Filing bankruptcy in Wisconsin enables residents to escape irresolvable debts. For most people, straight bankruptcy allows for a fresh financial start. For a few people that want to retain their assets and pay their bills, restructuring bankruptcy brings debt to a more affordable level, so the debtor can repay creditors.
Wisconsin Bankruptcy Topics
- Personal Bankruptcy Options
- Keep Your Home: Bankruptcy and Foreclosure
- Wisconsin Exemptions to Bankruptcy Liquidation
- Options for Filing Bankruptcy
- Local Bankruptcy Courts and Trustees
Personal Bankruptcy in Wisconsin
State residents may file Chapter 7 or Chapter 13 bankruptcy. Wisconsin follows the U.S. Bankruptcy Code, Title 11.
Chapter 7 Bankruptcy
Chapter 7 bankruptcy is for those individuals drowning in a sea of debt, with no hope of ever being financially free in the near future, if ever. A court appointed trustee seizes and sells all applicable assets, to distribute the monies evenly among the creditors. Although some debts like student loans are exempt from bankruptcy, the rest are totally forgiven. The debtor has a fresh start, with the opportunity to make better financial choices in the future. However, not everyone qualifies for Chapter 7. A means test is given, to prevent abuse of bankruptcy law. Wages are part of the equation. The average single wage earner makes $42,816; a family of two earns $57,657; and a family of three has an average income of $67,103.
Chapter 13 Bankruptcy
In an effort to save a small business, home, family car, and other assets, a debtor opts to file under Chapter 13. The court will negotiate with creditors to lower the balance of the debts. Oftentimes, creditors are willing to forego late fees or part of the interest. Then, the court will calculate a new repayment plan for 3-5 years. Payments are made to the trustee, and the court, in turn, pays the creditors. However, no every debtor will qualify, because the amount of unsecured debt is greater than $336,900, and the balance of secured debt is more than $1,010,650. (See more on Filing Chapter 13 in Wisconsin).

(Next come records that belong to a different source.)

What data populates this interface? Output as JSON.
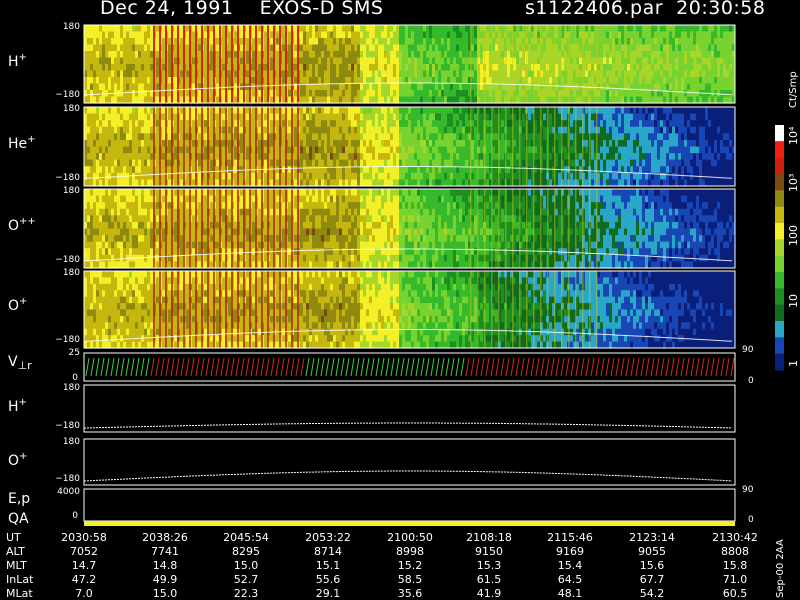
{
  "header": {
    "title": "Dec 24, 1991    EXOS-D SMS",
    "file": "s1122406.par  20:30:58"
  },
  "colorbar": {
    "unit_label": "Ct/Smp",
    "tick_labels": [
      "10⁴",
      "10³",
      "100",
      "10",
      "1"
    ]
  },
  "panels": [
    {
      "label": "H",
      "sup": "+",
      "top": "180",
      "bottom": "−180"
    },
    {
      "label": "He",
      "sup": "+",
      "top": "180",
      "bottom": "−180"
    },
    {
      "label": "O",
      "sup": "++",
      "top": "180",
      "bottom": "−180"
    },
    {
      "label": "O",
      "sup": "+",
      "top": "180",
      "bottom": "−180"
    }
  ],
  "velocity_panel": {
    "label": "V",
    "sub": "⊥r",
    "top": "25",
    "bottom": "0",
    "right_top": "90",
    "right_bottom": "0"
  },
  "line_panels": [
    {
      "label": "H",
      "sup": "+",
      "top": "180",
      "bottom": "−180"
    },
    {
      "label": "O",
      "sup": "+",
      "top": "180",
      "bottom": "−180"
    }
  ],
  "ep_panel": {
    "label": "E,p",
    "top": "4000",
    "bottom": "0",
    "right_top": "90",
    "right_bottom": "0"
  },
  "qa_panel": {
    "label": "QA"
  },
  "side_label": "Sep-00  2AA",
  "chart_data": {
    "type": "heatmap",
    "title": "Dec 24, 1991    EXOS-D SMS",
    "panels": [
      "H+",
      "He+",
      "O++",
      "O+"
    ],
    "colorbar_unit": "Ct/Smp",
    "colorbar_ticks": [
      "10⁴",
      "10³",
      "100",
      "10",
      "1"
    ],
    "y_range": [
      -180,
      180
    ],
    "x_ticks": [
      "2030:58",
      "2038:26",
      "2045:54",
      "2053:22",
      "2100:50",
      "2108:18",
      "2115:46",
      "2123:14",
      "2130:42"
    ]
  },
  "table": {
    "rows": [
      {
        "label": "UT",
        "values": [
          "2030:58",
          "2038:26",
          "2045:54",
          "2053:22",
          "2100:50",
          "2108:18",
          "2115:46",
          "2123:14",
          "2130:42"
        ]
      },
      {
        "label": "ALT",
        "values": [
          "7052",
          "7741",
          "8295",
          "8714",
          "8998",
          "9150",
          "9169",
          "9055",
          "8808"
        ]
      },
      {
        "label": "MLT",
        "values": [
          "14.7",
          "14.8",
          "15.0",
          "15.1",
          "15.2",
          "15.3",
          "15.4",
          "15.6",
          "15.8"
        ]
      },
      {
        "label": "InLat",
        "values": [
          "47.2",
          "49.9",
          "52.7",
          "55.6",
          "58.5",
          "61.5",
          "64.5",
          "67.7",
          "71.0"
        ]
      },
      {
        "label": "MLat",
        "values": [
          "7.0",
          "15.0",
          "22.3",
          "29.1",
          "35.6",
          "41.9",
          "48.1",
          "54.2",
          "60.5"
        ]
      }
    ]
  }
}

Filing Bankruptcy during Foreclosure
Debtors should not wait for foreclosure proceedings to be initiated, before filing bankruptcy. For any hope of keeping a home or other major assets, it is better to consult a bankruptcy attorney once the payments are two months behind. Legal counsel may save the family home and car. Otherwise, the lien holder can petition the court for the property stay to be lifted. If granted, the asset is sold.
Wisconsin Bankruptcy Exemptions
Wisconsin has a specific list of assets that the debtor can keep, despite bankruptcy. The following chart is a partial representation of those assets:
Type of Asset(s)
Details on Applicable Exemption(s)
Property of abode worth $40,000-couple cannot double. Proceed from sale are exempt for two years-if meant for new home
Federal disability, society and fraternal benefits, proceeds from property destroyed in fire, life insurance benefits for wife-up to $5000, insurance proceeds prohibited from paying beneficiary debts, unmatured life insurance valued at no more than $4000, life insurance benefits for dependent
Property of business partnership, alimony and child support
Some municipal and public employees, military pensions, retirement, firefighters and policemen of cities greater than 100,000
$1000 in deposits, burial plots, $1200 motor vehicle, household goods, furnishings and personal items valued at $5000, $25,000 in personal injury compensation, lost future earnings compensation, tenants lease or housing co-op equal to homestead amount, wrongful death compensation
Compensation for workers, crime victims, and the unemployed; veterans benefits, Social Security
At least 75% of unpaid wages
Wisconsin Bankruptcy Court Filing Options
Use a Bankruptcy Lawyer
It is not advisable to attend bankruptcy court without the services of an attorney. A bankruptcy lawyer knows all of the laws, can answer legal questions asked by the court, provide sage legal advice, and give moral support during stressful proceedings. Legal counsel can prevent financial mistakes and potential legal troubles.
Use a Filing Service
Using a filing service is a risky proposition. All of the documents may not be filed with the court. Any mistakes are the debtor’s responsibility, and can lead to more financial and legal trouble. The service will no answer any questions in court or provide legal advice.
File “Pro Se”
For debtors unable to hire a lawyer, the court allows for filing pro se. However, the consequences of self-representation often lead to costly financial mistakes and legal confusion. No layperson can understand all of the complexities of bankruptcy law, prior to the court date.
Courts and Wisconsin Bankruptcy Trustee Information
Wisconsin Eastern District Court Main Office
362 United States Courthouse and
517 East Wisconsin Avenue
Milwaukee, WI 53202
Wisconsin Western District Court Main Office
320 Robert W. Kastenmeier
United States Courthouse
120 North Henry Street
Madison, WI 53703-4304